A must for fans of American politics, skein sets up shop in the under-construction offices of Matalin and Carville and balances a pair of fictional co-workers with the real D.C. machine. Soderbergh uses guerilla style filmmaking to capture behind-the-scenes players with a fervent urgency; if "K Street" holds its course, it could serve as a primer in understanding modern-day politics.
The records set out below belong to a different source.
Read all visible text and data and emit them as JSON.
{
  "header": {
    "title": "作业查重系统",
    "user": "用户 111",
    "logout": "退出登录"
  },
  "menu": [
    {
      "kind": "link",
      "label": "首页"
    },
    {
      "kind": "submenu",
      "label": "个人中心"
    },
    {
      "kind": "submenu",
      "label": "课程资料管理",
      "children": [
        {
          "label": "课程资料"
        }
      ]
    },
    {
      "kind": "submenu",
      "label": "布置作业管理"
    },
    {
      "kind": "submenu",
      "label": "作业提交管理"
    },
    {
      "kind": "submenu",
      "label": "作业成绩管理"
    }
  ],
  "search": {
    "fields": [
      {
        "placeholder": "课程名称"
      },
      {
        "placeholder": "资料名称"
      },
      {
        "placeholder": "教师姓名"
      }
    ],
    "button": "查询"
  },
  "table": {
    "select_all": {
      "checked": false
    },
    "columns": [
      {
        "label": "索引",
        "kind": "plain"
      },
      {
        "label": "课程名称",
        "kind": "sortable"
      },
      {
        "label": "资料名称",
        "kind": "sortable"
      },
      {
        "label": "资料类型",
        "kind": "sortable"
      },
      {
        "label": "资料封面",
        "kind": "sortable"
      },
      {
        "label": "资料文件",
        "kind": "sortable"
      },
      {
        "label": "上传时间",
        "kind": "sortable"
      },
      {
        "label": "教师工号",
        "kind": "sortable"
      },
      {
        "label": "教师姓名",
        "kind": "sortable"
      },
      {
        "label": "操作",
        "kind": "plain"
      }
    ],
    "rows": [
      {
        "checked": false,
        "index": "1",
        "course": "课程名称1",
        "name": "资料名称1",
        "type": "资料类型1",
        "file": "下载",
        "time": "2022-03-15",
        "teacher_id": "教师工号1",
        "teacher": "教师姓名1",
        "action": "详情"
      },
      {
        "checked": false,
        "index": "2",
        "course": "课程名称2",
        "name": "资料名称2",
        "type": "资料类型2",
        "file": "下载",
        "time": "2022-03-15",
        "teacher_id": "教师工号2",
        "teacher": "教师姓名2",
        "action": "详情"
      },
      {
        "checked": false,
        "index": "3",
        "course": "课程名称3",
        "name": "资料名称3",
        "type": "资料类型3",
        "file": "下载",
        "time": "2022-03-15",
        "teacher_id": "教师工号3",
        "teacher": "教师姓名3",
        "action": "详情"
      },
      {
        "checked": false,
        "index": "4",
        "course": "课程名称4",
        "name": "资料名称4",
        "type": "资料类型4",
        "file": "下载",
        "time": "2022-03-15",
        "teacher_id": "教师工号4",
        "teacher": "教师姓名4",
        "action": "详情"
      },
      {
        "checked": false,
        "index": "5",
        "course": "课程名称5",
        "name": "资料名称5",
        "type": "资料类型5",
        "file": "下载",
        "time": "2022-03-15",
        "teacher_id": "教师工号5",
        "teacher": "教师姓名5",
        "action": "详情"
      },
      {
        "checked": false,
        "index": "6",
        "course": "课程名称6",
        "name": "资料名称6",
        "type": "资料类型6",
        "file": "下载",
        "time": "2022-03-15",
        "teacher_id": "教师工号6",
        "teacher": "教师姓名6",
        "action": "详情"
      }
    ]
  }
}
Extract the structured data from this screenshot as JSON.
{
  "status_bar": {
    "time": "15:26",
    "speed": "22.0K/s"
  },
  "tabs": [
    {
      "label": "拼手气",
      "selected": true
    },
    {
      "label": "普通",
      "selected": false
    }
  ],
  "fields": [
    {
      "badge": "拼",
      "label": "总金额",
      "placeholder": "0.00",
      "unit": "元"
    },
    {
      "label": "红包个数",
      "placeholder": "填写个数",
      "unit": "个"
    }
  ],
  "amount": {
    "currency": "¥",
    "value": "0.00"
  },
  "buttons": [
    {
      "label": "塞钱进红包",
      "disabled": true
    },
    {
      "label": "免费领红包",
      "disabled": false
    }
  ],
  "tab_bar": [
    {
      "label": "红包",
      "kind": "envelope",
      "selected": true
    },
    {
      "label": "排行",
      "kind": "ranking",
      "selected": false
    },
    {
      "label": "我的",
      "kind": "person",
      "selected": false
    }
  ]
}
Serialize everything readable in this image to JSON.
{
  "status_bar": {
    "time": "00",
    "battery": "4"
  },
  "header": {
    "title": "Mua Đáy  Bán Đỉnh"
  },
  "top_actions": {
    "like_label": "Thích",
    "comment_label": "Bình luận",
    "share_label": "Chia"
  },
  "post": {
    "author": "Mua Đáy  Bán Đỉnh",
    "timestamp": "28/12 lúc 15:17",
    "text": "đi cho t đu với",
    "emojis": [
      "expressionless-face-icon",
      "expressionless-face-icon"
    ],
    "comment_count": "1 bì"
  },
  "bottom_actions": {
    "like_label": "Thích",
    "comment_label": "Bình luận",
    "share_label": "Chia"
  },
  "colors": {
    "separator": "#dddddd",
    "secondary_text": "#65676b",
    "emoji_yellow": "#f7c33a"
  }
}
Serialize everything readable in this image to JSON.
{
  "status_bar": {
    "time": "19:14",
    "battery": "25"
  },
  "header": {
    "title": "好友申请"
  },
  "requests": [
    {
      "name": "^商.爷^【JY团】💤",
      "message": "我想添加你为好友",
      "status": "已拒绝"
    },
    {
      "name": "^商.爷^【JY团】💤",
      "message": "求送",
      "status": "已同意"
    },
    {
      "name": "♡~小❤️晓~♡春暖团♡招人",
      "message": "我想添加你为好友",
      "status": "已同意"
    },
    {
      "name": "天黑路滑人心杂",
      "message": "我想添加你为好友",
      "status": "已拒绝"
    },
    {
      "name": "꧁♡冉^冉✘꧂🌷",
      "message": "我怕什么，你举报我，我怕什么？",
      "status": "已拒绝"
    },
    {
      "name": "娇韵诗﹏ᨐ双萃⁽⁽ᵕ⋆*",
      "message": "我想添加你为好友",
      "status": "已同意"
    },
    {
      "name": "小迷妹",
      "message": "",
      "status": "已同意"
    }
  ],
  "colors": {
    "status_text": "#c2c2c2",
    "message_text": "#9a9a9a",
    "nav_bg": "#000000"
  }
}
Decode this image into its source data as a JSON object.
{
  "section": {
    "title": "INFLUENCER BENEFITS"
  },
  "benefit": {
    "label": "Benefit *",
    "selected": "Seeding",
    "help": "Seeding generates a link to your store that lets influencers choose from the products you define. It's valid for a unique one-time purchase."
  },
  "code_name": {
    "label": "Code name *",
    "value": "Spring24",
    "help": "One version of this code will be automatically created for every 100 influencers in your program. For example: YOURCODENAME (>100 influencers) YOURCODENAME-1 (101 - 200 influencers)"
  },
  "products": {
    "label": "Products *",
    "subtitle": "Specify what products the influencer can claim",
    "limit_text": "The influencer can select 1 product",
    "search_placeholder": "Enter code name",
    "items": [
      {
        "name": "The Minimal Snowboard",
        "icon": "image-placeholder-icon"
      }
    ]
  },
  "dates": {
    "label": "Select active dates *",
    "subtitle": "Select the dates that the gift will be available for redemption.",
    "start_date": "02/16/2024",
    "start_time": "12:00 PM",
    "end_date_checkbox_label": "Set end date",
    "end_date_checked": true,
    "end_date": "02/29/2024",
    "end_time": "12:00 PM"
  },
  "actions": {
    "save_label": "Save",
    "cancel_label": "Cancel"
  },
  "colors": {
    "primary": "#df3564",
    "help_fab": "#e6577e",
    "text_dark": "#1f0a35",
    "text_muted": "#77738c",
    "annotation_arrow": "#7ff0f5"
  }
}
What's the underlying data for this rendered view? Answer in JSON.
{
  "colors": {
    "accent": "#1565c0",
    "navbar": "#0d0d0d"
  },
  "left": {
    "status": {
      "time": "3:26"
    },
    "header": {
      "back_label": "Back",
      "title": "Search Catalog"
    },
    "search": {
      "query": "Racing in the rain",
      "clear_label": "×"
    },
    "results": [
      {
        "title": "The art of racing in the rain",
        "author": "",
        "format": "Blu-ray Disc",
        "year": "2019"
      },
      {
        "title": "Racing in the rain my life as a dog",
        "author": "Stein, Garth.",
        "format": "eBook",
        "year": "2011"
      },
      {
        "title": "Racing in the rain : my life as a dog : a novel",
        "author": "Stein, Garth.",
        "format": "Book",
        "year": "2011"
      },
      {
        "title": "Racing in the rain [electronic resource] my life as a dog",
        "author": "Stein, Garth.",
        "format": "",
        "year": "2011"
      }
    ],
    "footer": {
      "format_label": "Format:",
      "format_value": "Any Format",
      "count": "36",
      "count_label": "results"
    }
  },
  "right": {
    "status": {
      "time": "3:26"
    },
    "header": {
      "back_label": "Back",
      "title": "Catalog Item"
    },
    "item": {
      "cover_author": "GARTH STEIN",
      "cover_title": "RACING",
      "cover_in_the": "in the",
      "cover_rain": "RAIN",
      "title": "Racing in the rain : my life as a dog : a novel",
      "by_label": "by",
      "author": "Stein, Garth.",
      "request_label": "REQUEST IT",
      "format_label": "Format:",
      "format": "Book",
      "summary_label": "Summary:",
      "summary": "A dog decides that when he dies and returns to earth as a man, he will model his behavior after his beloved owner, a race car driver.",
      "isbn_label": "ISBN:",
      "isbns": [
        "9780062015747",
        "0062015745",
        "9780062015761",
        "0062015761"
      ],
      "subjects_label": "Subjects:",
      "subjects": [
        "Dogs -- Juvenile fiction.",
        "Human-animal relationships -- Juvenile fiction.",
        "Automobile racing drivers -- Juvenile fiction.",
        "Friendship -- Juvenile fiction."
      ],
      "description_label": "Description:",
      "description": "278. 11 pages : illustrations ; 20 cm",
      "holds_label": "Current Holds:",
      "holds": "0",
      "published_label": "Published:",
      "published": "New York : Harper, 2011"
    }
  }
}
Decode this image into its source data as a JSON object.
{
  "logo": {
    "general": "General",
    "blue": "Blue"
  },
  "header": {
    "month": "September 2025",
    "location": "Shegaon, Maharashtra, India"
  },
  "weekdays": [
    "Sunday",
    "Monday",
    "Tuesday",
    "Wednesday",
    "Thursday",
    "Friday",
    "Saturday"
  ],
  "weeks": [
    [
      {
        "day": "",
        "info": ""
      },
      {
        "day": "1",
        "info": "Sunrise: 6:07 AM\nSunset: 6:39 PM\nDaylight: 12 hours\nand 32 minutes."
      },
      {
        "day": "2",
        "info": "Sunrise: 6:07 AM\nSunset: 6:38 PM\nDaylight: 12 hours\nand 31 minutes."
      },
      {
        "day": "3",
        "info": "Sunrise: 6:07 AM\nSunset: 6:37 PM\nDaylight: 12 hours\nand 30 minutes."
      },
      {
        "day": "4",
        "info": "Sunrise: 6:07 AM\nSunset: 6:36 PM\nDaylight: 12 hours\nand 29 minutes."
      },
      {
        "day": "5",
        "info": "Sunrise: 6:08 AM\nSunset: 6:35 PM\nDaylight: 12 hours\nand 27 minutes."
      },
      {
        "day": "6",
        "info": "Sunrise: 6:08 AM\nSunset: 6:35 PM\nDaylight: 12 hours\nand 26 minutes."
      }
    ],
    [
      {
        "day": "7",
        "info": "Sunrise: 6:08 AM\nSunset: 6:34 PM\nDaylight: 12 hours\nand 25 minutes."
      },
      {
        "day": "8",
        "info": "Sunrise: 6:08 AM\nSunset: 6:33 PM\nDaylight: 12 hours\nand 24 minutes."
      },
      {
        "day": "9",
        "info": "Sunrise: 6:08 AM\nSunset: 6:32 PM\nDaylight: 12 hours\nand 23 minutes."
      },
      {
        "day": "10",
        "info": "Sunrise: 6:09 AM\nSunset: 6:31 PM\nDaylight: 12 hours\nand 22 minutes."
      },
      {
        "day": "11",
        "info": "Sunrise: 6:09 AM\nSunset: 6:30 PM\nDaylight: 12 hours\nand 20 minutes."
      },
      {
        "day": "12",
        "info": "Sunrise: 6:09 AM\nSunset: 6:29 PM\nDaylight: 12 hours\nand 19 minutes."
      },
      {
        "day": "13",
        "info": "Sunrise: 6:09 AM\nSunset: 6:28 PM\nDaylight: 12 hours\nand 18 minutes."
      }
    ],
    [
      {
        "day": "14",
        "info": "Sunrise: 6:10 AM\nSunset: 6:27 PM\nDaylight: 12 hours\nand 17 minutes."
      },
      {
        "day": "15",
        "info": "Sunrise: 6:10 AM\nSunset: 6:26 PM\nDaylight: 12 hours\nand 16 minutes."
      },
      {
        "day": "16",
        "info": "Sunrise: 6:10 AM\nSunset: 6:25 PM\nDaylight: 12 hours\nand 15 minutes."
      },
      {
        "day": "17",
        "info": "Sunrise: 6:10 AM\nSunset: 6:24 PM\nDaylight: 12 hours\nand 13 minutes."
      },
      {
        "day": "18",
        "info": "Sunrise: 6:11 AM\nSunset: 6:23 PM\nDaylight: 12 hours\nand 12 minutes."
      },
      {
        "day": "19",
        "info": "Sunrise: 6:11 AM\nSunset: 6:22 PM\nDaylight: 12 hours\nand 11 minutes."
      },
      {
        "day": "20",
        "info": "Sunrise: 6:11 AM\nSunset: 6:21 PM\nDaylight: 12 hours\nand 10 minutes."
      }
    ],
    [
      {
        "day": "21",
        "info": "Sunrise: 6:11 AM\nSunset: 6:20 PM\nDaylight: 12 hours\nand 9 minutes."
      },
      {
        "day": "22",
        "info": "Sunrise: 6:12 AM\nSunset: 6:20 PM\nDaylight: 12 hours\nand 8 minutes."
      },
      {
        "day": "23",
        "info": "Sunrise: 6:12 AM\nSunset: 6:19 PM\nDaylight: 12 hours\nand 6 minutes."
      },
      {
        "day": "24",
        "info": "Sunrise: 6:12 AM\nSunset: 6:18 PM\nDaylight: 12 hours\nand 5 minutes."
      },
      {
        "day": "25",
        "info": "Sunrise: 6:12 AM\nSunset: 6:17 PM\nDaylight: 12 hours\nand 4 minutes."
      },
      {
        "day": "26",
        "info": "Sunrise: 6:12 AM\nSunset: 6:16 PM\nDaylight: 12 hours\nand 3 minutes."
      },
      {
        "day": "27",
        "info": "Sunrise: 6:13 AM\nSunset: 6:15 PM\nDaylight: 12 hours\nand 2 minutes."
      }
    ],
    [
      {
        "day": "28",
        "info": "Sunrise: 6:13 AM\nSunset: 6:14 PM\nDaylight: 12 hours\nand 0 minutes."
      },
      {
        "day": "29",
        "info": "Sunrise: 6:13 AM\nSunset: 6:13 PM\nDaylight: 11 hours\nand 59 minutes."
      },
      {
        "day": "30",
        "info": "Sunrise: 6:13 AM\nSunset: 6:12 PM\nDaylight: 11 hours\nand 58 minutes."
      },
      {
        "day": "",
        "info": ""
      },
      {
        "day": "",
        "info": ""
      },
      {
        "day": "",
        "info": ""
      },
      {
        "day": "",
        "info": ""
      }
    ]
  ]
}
A must for fans of American politics, “K Street” sets up shop in the still-under-construction offices of Mary Matalin and James Carville and balances a pair of fictional co-workers with the real D.C. machine. Director Steven Soderbergh uses a guerilla style of filmmaking to capture behind-the-scenes players with a fervent urgency; if “K Street” holds its course, it could serve as a primer in understanding modern-day politics.Democrat Carville, the political consultant who guided Bill Clinton to the presidency in 1992, is the main focus in the first episode as he sidesteps his firm’s commitment to bipartisanship. With Paul Begala and the fictional Tommy Flannegan (John Slattery), Carville accepts a request to advise Vermont Gov. Howard Dean on debate techniques. Begala’s advice to Dean — all of it dead-on — is given an added depth by Soderbergh’s direction. The camera moves between candidate and adviser with amazing alacrity, focusing on hand gestures one moment and turning to sharp close-ups the next. While Carville is being a good Democrat, his wife, business partner and former political opponent, Mary Matalin, is engaged in damage control, informing members of her party, Republican, that Carville is not acting in the firm’s name. Her fictional sidekick is Maggie Norris (Mary McCormack), who isn’t given much more to do than answer the phone in the first seg. Matalin, with a fiercely biting tone, and Carville, the loquacious Southerner, dwarf their fictional companions with energy and intensity — they arrive as TV characters unto themselves. They are as exciting to watch in this context as they have been on political talkshows. The two are thrown a curve, however, with the arrival of Francisco Dupre (Roger Guenveur Smith) who applies for a job at their multidiscipline agency. (Matalin explains they do lobbying, strategy planning, crisis management and PR.) They’ll undoubtedly hire Dupre and he might well confound them as they attempt to define how much America has changed since they emerged in the late 1980s. He’s a significant enigma in a world they feel they know inside out. In the first episode, though, the fictional characters have no cogent effect on the series and one has to wonder if they are even necessary. Production-wise, show is no frills across-the-board, yet herky-jerky camera work by Soderbergh (working under his nom de camera Peter Andrews) is invigorating. He gets the right shot and, from the get-go, everything is in focus from the framing to the characters’ intentions. Series premiered early in week one and will air at 10 p.m. beginning this week.